In that sense the breathtaking landscape works like a character in the film. What happens in the process is anybody’s guess. The inevitable Stockholm syndrome kicks in and it stirs the love angle between Veera and Mahabir. Agreeably till this point the film offers the usual fare. However, the movie stands out on accounts of its defiantly unconventional silences, the disarmingly simple dialogues that are airily spoken, Imtiaz’s exceptional craft with confounded lovers (in his earlier films too), the movie’s quiet purpose, it’s zen-like serenity, and humor, when it is least expected. It also makes a statement with a heroine who is not the run-of-the-mill damsel in distress: Veera, walks, does not slouch, comments on the tea she drinks with the bandits, and dances on the highway like she owns it. She eats heartily and makes no bones about riding through difficult terrains. But Mahabir’s unrelenting hatred towards Veera, who is nothing more than a ‘consignment’ to him till he gives in; and Veera’s effortlessly falling for Mahabir cannot go without back stories. The stories are comments on exploitation of women that cuts across class, raising pertinent questions on women’s safety in feudal communities, and the safety of the girl child in seemingly safe homes.
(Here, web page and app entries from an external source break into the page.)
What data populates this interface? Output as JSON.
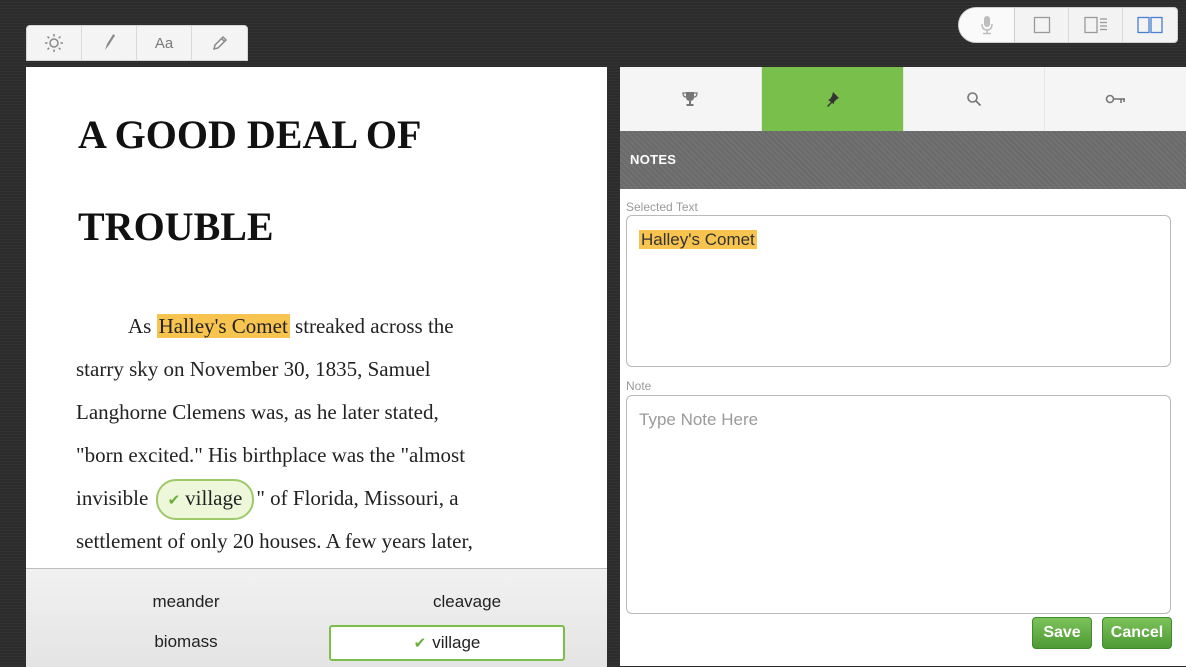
{
  "toolbar": {
    "aa_label": "Aa"
  },
  "chapter": {
    "title_line1": "A GOOD DEAL OF",
    "title_line2": "TROUBLE"
  },
  "body": {
    "l1_pre": "As ",
    "l1_highlight": "Halley's Comet",
    "l1_post": " streaked across the",
    "l2": "starry sky on November 30, 1835, Samuel",
    "l3": "Langhorne Clemens was, as he later stated,",
    "l4": "\"born excited.\" His birthplace was the \"almost",
    "l5_pre": "invisible ",
    "l5_vocab": "village",
    "l5_post": "\" of Florida, Missouri, a",
    "l6": "settlement of only 20 houses. A few years later,"
  },
  "vocab_tray": {
    "words": [
      "meander",
      "cleavage",
      "biomass",
      "village"
    ]
  },
  "notes_panel": {
    "header": "NOTES",
    "selected_text_label": "Selected Text",
    "selected_text_value": "Halley's Comet",
    "note_label": "Note",
    "note_placeholder": "Type Note Here",
    "save_label": "Save",
    "cancel_label": "Cancel"
  },
  "colors": {
    "highlight": "#f8c450",
    "accent_green": "#78bf4c",
    "notes_header": "#6a6a6a"
  },
  "icons": {
    "toolbar": [
      "brightness-icon",
      "pen-icon",
      "font-size-icon",
      "pencil-icon"
    ],
    "view": [
      "microphone-icon",
      "single-page-icon",
      "text-sidebar-icon",
      "double-page-icon"
    ],
    "tabs": [
      "trophy-icon",
      "pin-icon",
      "search-icon",
      "key-icon"
    ]
  }
}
The first half however can distract the impatient viewer for its lack of action with the pace dropping. The second half brings with it the much needed physical action in the lookout for the kidnapped daughter. The only time in Highway when the editing seems jarring is when Veera opens up emotionally to Mahabir out of the blue, but Alia’s convincing performance makes it easier to overlook. The story of Highway is wielded beautifully through A. R. Rahman’s music that enhances the breathtaking visuals. Hooda proves to be the perfect casting not just to offset Alia’s charming looks, but to convincingly play the wayward criminal. Despite this, Alia is likely to walk away with all the limelight with her surprisingly good performance for a second film. With Highway she sure has arrived.
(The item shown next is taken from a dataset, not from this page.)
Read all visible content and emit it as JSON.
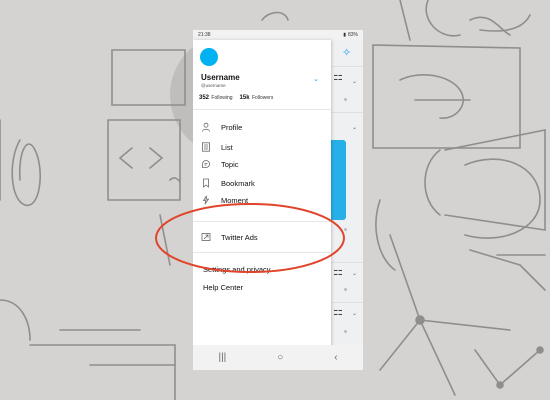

But for me this film is Imtiaz Ali’s triumph. It carries the unmistakable Imtiaz Ali brand of romance which evokes the mystical. He indulges in romance but doesn’t fall for affectations. He hits fresh terrains with a road film that has lot to be proud of. However, as a cautionary remark I do want to remind you of the silences and occasional slow pace of the film which might leave the restless tad bit impatient. But the helpless romantics are sure to heave and sigh heavy as the camera meanders through enchanting locales and savor the stretched silences. If you are  little too spoilt, the overpowering vastness of the deserts and the mystical mountains could get the better of you and get you weeping and sobbing by the end of it like I did, leaving the husband visibly disturbed. I am going with a four star for Imtiaz’s Highway that takes a refreshing detour from the beaten path. I say take the Highway, it will be a memorable get-away this weekend.
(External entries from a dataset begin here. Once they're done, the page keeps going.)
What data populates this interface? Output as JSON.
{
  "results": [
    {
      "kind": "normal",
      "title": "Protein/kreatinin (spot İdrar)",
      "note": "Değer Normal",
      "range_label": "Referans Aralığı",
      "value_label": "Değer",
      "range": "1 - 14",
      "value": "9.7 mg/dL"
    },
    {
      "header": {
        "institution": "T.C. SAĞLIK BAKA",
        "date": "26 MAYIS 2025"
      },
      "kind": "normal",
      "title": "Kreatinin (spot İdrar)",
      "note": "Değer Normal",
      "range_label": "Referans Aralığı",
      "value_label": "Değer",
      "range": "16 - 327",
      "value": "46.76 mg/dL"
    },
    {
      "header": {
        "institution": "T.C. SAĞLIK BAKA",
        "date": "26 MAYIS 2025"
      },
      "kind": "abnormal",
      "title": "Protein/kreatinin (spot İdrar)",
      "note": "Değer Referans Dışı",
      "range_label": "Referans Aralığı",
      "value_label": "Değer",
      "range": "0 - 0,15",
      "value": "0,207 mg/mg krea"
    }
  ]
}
Srimoyee Tamuli Phukan

Srimoyee Tamuli Phukan

Srimoyee Tamuli Phukan is a freelance writer and editor with Qatar based Magazines, ‘Qatar Today’, ‘UK Glam’, ‘Campus’ and ‘Just Here.’ She has worked as an Editor with Cambridge University Press, New Delhi, and holds a Masters in English from University of Delhi and an M. Phil degree in English Literature from English and Foreign Languages University, Hyderabad. She enjoys sharing her views on Hindi cinema, art and culture and travels over her blog: http://candid-a.blogspot.com. In her free time she day-dreams about writing a script for a film one day that will change the course of her life.